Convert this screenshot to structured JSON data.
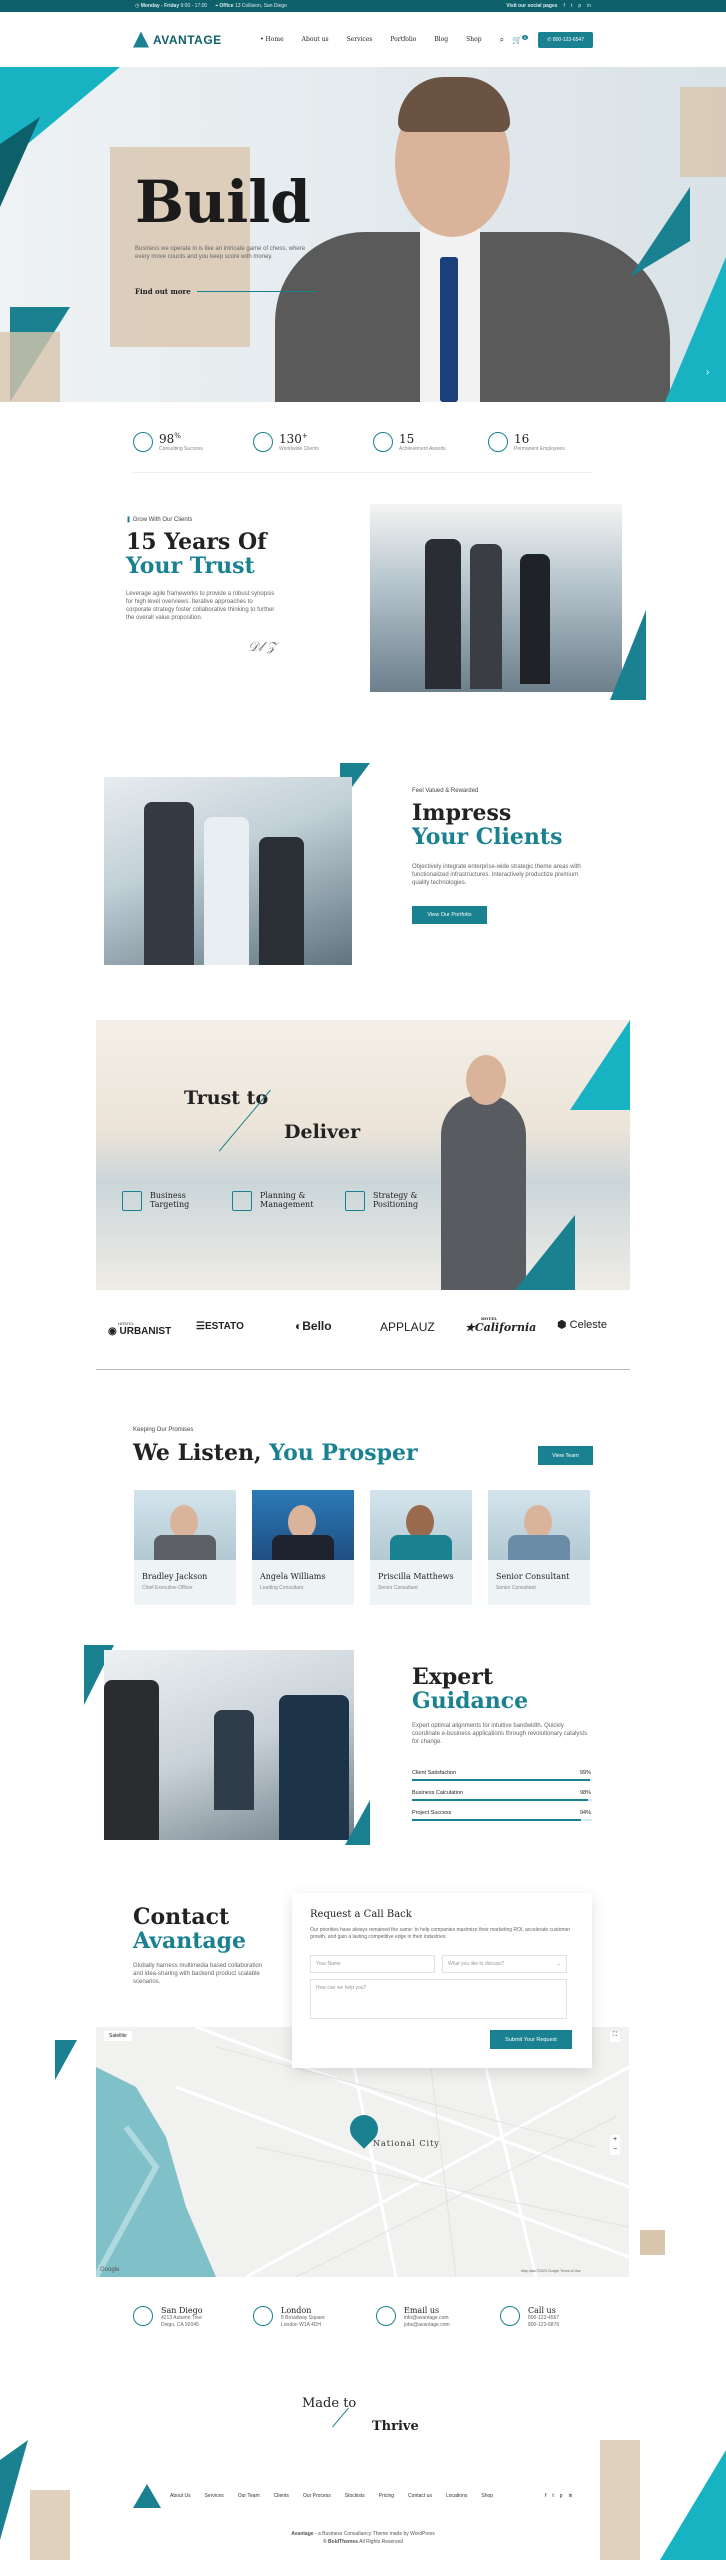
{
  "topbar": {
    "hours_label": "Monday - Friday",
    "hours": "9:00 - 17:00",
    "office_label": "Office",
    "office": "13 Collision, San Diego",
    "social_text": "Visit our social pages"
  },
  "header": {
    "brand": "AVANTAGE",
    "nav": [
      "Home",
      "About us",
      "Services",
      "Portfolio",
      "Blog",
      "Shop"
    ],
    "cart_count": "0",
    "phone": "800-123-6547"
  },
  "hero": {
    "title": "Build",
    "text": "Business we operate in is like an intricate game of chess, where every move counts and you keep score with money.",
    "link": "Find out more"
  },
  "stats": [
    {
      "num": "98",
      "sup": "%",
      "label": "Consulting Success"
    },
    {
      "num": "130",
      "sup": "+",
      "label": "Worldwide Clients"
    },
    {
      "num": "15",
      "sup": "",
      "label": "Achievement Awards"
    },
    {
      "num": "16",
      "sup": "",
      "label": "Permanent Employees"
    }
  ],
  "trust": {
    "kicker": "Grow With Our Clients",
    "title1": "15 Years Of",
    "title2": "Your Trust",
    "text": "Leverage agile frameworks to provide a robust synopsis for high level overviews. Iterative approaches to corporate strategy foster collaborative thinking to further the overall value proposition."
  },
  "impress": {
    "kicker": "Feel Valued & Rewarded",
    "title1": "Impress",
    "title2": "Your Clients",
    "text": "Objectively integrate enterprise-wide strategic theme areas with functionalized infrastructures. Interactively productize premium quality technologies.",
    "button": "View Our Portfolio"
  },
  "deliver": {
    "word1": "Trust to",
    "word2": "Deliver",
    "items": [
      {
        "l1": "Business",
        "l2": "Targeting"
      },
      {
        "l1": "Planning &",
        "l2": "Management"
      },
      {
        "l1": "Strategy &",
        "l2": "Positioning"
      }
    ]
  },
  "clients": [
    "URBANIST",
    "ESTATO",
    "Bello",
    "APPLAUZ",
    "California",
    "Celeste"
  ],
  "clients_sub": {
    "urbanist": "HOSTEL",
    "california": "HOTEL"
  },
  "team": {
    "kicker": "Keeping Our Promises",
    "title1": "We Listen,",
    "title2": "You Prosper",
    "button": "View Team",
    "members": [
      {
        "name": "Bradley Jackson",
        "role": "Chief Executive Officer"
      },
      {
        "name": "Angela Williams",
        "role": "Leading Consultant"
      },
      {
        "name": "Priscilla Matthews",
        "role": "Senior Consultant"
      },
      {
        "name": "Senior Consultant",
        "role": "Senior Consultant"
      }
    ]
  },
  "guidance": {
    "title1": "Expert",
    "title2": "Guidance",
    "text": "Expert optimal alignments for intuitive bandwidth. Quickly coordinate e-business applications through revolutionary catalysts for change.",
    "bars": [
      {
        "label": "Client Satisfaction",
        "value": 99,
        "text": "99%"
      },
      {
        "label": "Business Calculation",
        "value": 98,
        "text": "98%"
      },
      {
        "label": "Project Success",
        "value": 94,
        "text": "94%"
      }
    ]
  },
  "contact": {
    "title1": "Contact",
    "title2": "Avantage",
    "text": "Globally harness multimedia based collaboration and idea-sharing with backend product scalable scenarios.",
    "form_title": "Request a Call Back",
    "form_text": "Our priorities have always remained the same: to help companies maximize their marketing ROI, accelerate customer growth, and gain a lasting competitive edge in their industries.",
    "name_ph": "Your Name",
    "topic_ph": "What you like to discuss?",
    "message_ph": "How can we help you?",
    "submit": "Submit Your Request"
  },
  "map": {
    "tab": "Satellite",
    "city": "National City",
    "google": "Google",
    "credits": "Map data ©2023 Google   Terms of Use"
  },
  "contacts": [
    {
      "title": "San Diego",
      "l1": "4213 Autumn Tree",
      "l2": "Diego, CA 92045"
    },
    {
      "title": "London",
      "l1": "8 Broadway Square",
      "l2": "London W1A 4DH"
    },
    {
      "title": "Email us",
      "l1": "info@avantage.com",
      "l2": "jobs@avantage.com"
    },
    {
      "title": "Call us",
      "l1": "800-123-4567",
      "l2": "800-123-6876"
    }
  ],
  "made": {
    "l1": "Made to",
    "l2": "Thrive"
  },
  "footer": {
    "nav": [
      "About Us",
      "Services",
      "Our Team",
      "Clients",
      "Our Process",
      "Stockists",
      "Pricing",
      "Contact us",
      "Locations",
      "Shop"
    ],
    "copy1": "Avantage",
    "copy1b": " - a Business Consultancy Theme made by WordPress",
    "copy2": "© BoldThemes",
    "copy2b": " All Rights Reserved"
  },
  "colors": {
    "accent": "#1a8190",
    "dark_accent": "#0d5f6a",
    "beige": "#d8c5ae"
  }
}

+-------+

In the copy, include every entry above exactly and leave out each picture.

Convert this screenshot to structured JSON data.
{
  "topbar": {
    "hours_label": "Monday - Friday",
    "hours": "9:00 - 17:00",
    "office_label": "Office",
    "office": "13 Collision, San Diego",
    "social_text": "Visit our social pages"
  },
  "header": {
    "brand": "AVANTAGE",
    "nav": [
      "Home",
      "About us",
      "Services",
      "Portfolio",
      "Blog",
      "Shop"
    ],
    "cart_count": "0",
    "phone": "800-123-6547"
  },
  "hero": {
    "title": "Build",
    "text": "Business we operate in is like an intricate game of chess, where every move counts and you keep score with money.",
    "link": "Find out more"
  },
  "stats": [
    {
      "num": "98",
      "sup": "%",
      "label": "Consulting Success"
    },
    {
      "num": "130",
      "sup": "+",
      "label": "Worldwide Clients"
    },
    {
      "num": "15",
      "sup": "",
      "label": "Achievement Awards"
    },
    {
      "num": "16",
      "sup": "",
      "label": "Permanent Employees"
    }
  ],
  "trust": {
    "kicker": "Grow With Our Clients",
    "title1": "15 Years Of",
    "title2": "Your Trust",
    "text": "Leverage agile frameworks to provide a robust synopsis for high level overviews. Iterative approaches to corporate strategy foster collaborative thinking to further the overall value proposition."
  },
  "impress": {
    "kicker": "Feel Valued & Rewarded",
    "title1": "Impress",
    "title2": "Your Clients",
    "text": "Objectively integrate enterprise-wide strategic theme areas with functionalized infrastructures. Interactively productize premium quality technologies.",
    "button": "View Our Portfolio"
  },
  "deliver": {
    "word1": "Trust to",
    "word2": "Deliver",
    "items": [
      {
        "l1": "Business",
        "l2": "Targeting"
      },
      {
        "l1": "Planning &",
        "l2": "Management"
      },
      {
        "l1": "Strategy &",
        "l2": "Positioning"
      }
    ]
  },
  "clients": [
    "URBANIST",
    "ESTATO",
    "Bello",
    "APPLAUZ",
    "California",
    "Celeste"
  ],
  "clients_sub": {
    "urbanist": "HOSTEL",
    "california": "HOTEL"
  },
  "team": {
    "kicker": "Keeping Our Promises",
    "title1": "We Listen,",
    "title2": "You Prosper",
    "button": "View Team",
    "members": [
      {
        "name": "Bradley Jackson",
        "role": "Chief Executive Officer"
      },
      {
        "name": "Angela Williams",
        "role": "Leading Consultant"
      },
      {
        "name": "Priscilla Matthews",
        "role": "Senior Consultant"
      },
      {
        "name": "Senior Consultant",
        "role": "Senior Consultant"
      }
    ]
  },
  "guidance": {
    "title1": "Expert",
    "title2": "Guidance",
    "text": "Expert optimal alignments for intuitive bandwidth. Quickly coordinate e-business applications through revolutionary catalysts for change.",
    "bars": [
      {
        "label": "Client Satisfaction",
        "value": 99,
        "text": "99%"
      },
      {
        "label": "Business Calculation",
        "value": 98,
        "text": "98%"
      },
      {
        "label": "Project Success",
        "value": 94,
        "text": "94%"
      }
    ]
  },
  "contact": {
    "title1": "Contact",
    "title2": "Avantage",
    "text": "Globally harness multimedia based collaboration and idea-sharing with backend product scalable scenarios.",
    "form_title": "Request a Call Back",
    "form_text": "Our priorities have always remained the same: to help companies maximize their marketing ROI, accelerate customer growth, and gain a lasting competitive edge in their industries.",
    "name_ph": "Your Name",
    "topic_ph": "What you like to discuss?",
    "message_ph": "How can we help you?",
    "submit": "Submit Your Request"
  },
  "map": {
    "tab": "Satellite",
    "city": "National City",
    "google": "Google",
    "credits": "Map data ©2023 Google   Terms of Use"
  },
  "contacts": [
    {
      "title": "San Diego",
      "l1": "4213 Autumn Tree",
      "l2": "Diego, CA 92045"
    },
    {
      "title": "London",
      "l1": "8 Broadway Square",
      "l2": "London W1A 4DH"
    },
    {
      "title": "Email us",
      "l1": "info@avantage.com",
      "l2": "jobs@avantage.com"
    },
    {
      "title": "Call us",
      "l1": "800-123-4567",
      "l2": "800-123-6876"
    }
  ],
  "made": {
    "l1": "Made to",
    "l2": "Thrive"
  },
  "footer": {
    "nav": [
      "About Us",
      "Services",
      "Our Team",
      "Clients",
      "Our Process",
      "Stockists",
      "Pricing",
      "Contact us",
      "Locations",
      "Shop"
    ],
    "copy1": "Avantage",
    "copy1b": " - a Business Consultancy Theme made by WordPress",
    "copy2": "© BoldThemes",
    "copy2b": " All Rights Reserved"
  },
  "colors": {
    "accent": "#1a8190",
    "dark_accent": "#0d5f6a",
    "beige": "#d8c5ae"
  }
}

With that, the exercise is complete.